“But life has to go on,” she said pensively.

Dreams coming true
While working for her millionaire boss, Celine recalled the many dreams and premonitions she had.
“It was always my mother or a priest telling me things in my dream and I would wake up thinking hard and long about them,” she said.

Celine said she always had the feeling that something was going to happen, but something good.

The good news came one day in 1979 when her boss took her on one of his visits to Paris. There she was introduced to a French lady who owns a chateau. My boss wanted me to be her lady companion.

“I became not only her companion but also her friend and I was treated like a member of her family and she introduced me to all her friends and relatives,” recalled Celine.

Celine remained in France for several years. The old lady lived only a few months in one place. She travels all the time and Celine was at times given the choice to either travel with her or stay behind.

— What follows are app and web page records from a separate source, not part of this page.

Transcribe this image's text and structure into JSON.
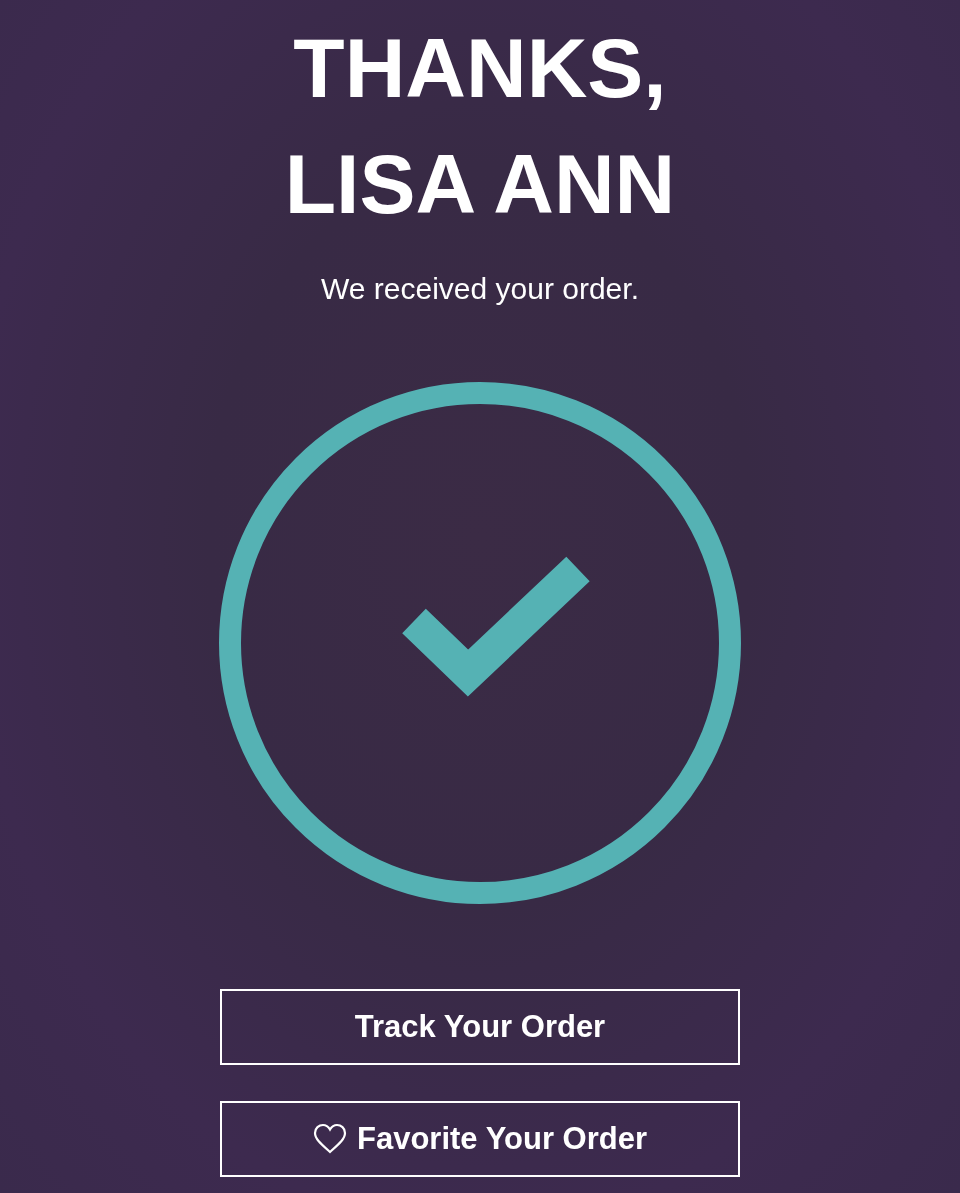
{
  "heading": {
    "lines": [
      "THANKS,",
      "LISA ANN"
    ]
  },
  "message": "We received your order.",
  "buttons": [
    {
      "label": "Track Your Order",
      "kind": "plain"
    },
    {
      "label": "Favorite Your Order",
      "kind": "favorite"
    }
  ]
}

And when she chose to stay behind, Celine took on other part time jobs.
But in 2006 she decided to come back to Seychelles to retire.

Adjusting to life back home
Almost five years since returning Celine is still trying to adapt to life back home. She has gone back to Paris to visit twice. Originally from Anse Aux Pins, Celine who now lives at Ma Constance spends her time at home doing her chores and visiting friends and family members on weekends.

She also enjoys going to mass at the Cathedral of the Immaculate Conception every Sunday.
But the thing she enjoys most is listening to music -- all types of music, even though she has a passion for our traditional music.

The cover of Celine’s latest album

But was does she think about the way music has developed in Seychelles?
“Music in Seychelles has come a long way, which is very good because we need to innovate and modernise.

“Modern music is good but we tend to forget our roots. Very few are those musicians who are promoting and fighting to keep our music alive.

“I believe we glorify too much foreign music and tend to give less importance to what is ours and that I think is not good for the younger generation. There will come a time when our young people will not know what our real music is if we are not careful,” she said.

Celine recalls her days overseas when she attended a lot of parties held by her many friends from the West Indies, Guadeloupe and Martinique.

“It was always with great pride that throughout the evenings it was purely music from their homeland, mainly zouk and beguine that we enjoyed,” said Celine, adding that the pride they show for their music was astounding.

“It is a pity that here even on the airwaves our traditional music and songs are not being given the importance and place they deserve,” she said.

Celine said she admires a lot the late Cesária Évora, the Cape Verdian singer who inspired young people in her country.
“The respect she commanded is overwhelming and the young people from her country said they are all inspired by her and followed her path.

Here in Seychelles veteran musicians are discouraged, there is not much to push them forward, said Celine and she believes this is just regrettable.

Celine’s greatest dream is to be able to realise a video clip of one of her latest songs.
Her last video clip was En Roz I Bezwen Lapli which was recorded a few years back.


By Marie-Anne Lepathy

Send your comment :

Name *

Email *

Comment *